Stay connected with #StarCitizen!
— Star Citizen (@RobertsSpaceInd) August 22, 2017
Perhaps one of the biggest draws of Star Citizen, is the single-player campaign, referred to as “Squadron 42“, which takes place within the fictional universe designed by RSI. The campaign itself has not been fully released having faced many delays over the past couple years, the expectation being pushed is that it will be available in 2017, but with a month to go, that does seem unlikely.
Centering on an elite military unit, the campaign will feature intense space battles and first-person combat. The outcome of these events will impact the player on a large-scale, including lasting effects in the persistent universe and influencing the status of the player’s citizenship within the fiction. The devs have stated that the game will come in episodic chapters with many hours of gameplay and dozens of missions that will challenge player’s in a variety of unique and fun ways. Voice casts for the NPCs in the campaign include Gillian Anderson, Mark Hamill, Mark Strong, Andy Serkis, and even Gary Oldman among many others.
Perhaps the only thing that can be said about Star Citizen is that the development team has a very large set of shoes to fill with this title, considering all they have promised and shown fans of this new gaming behemoth.

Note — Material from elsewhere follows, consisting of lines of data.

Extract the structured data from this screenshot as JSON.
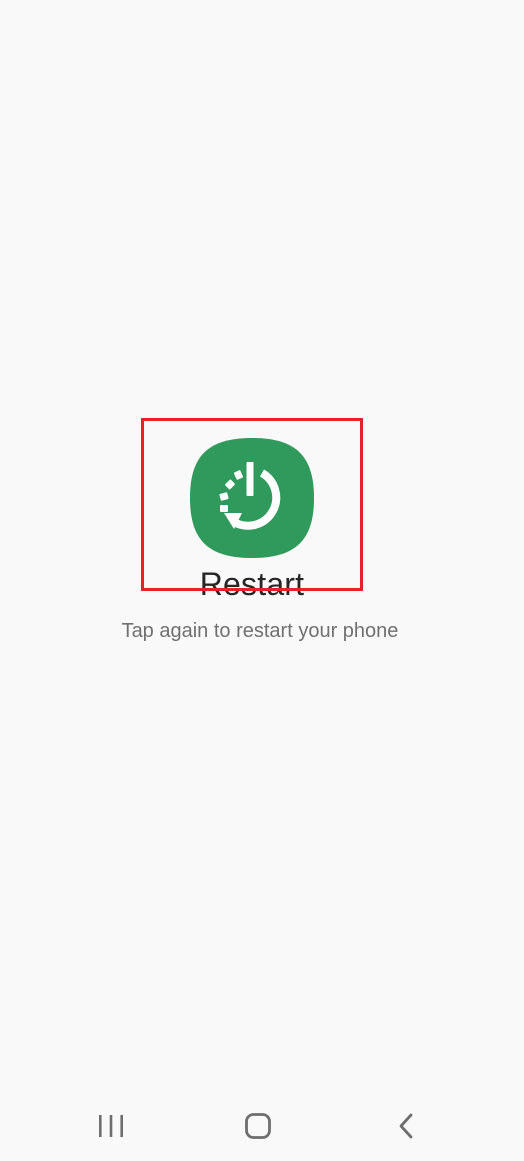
{
  "restart": {
    "label": "Restart",
    "icon": "restart-icon",
    "icon_color": "#2f9a5b"
  },
  "hint": {
    "text": "Tap again to restart your phone"
  },
  "highlight_color": "#e8202a",
  "navigation": {
    "recent_icon": "recent-apps-icon",
    "home_icon": "home-icon",
    "back_icon": "back-icon"
  }
}
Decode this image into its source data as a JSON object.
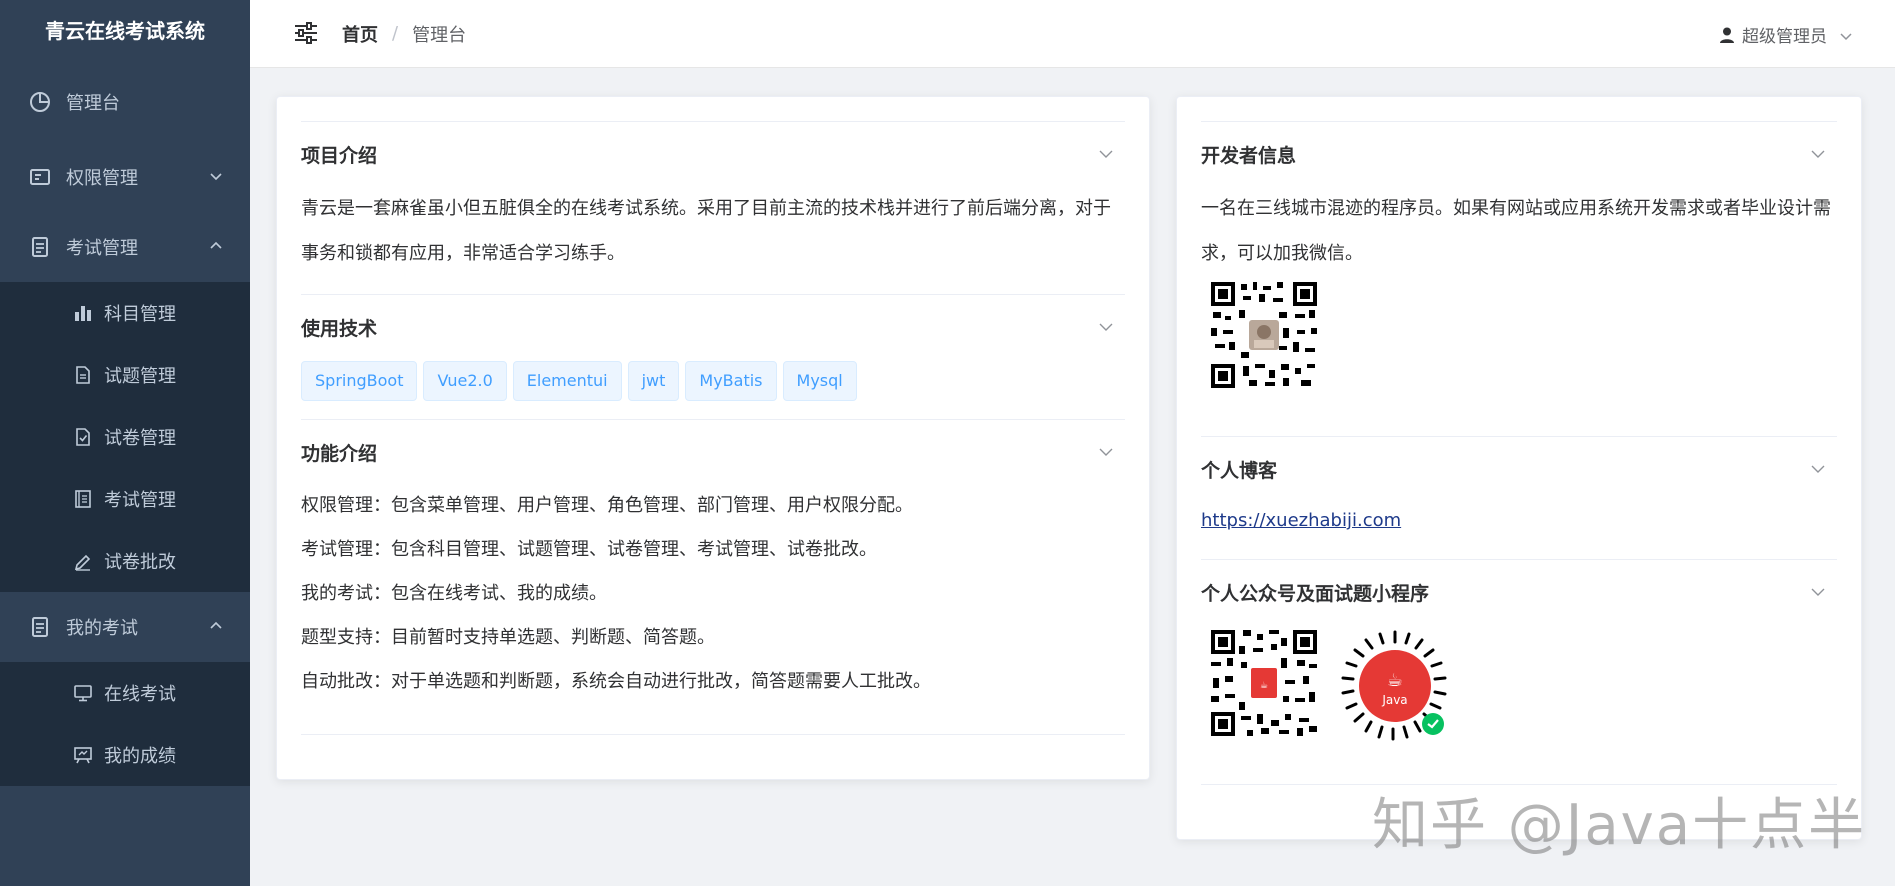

They continue to grow large amounts of income from donations and continued crowdfunding, despite not having met many deadlines. This could be a turn-off for many but that shouldn’t wreck any hope that the game won’t contain at least a select variety of fun achievements and experiences for fans of any of the combined genres that makes up Star Citizen as whole.
With no release in sight, and an overwhelming amount of funding from fans and investors, Cloud Imperium Games holds all the cards as the publisher and developer, so it really is up to them in which direction this franchise goes. However, if you have experienced even a small taste of what this game has in store, there is much to look forward to for the future of Star Citizen and RSI.
THE KHARTU-AL (my favorite ship design)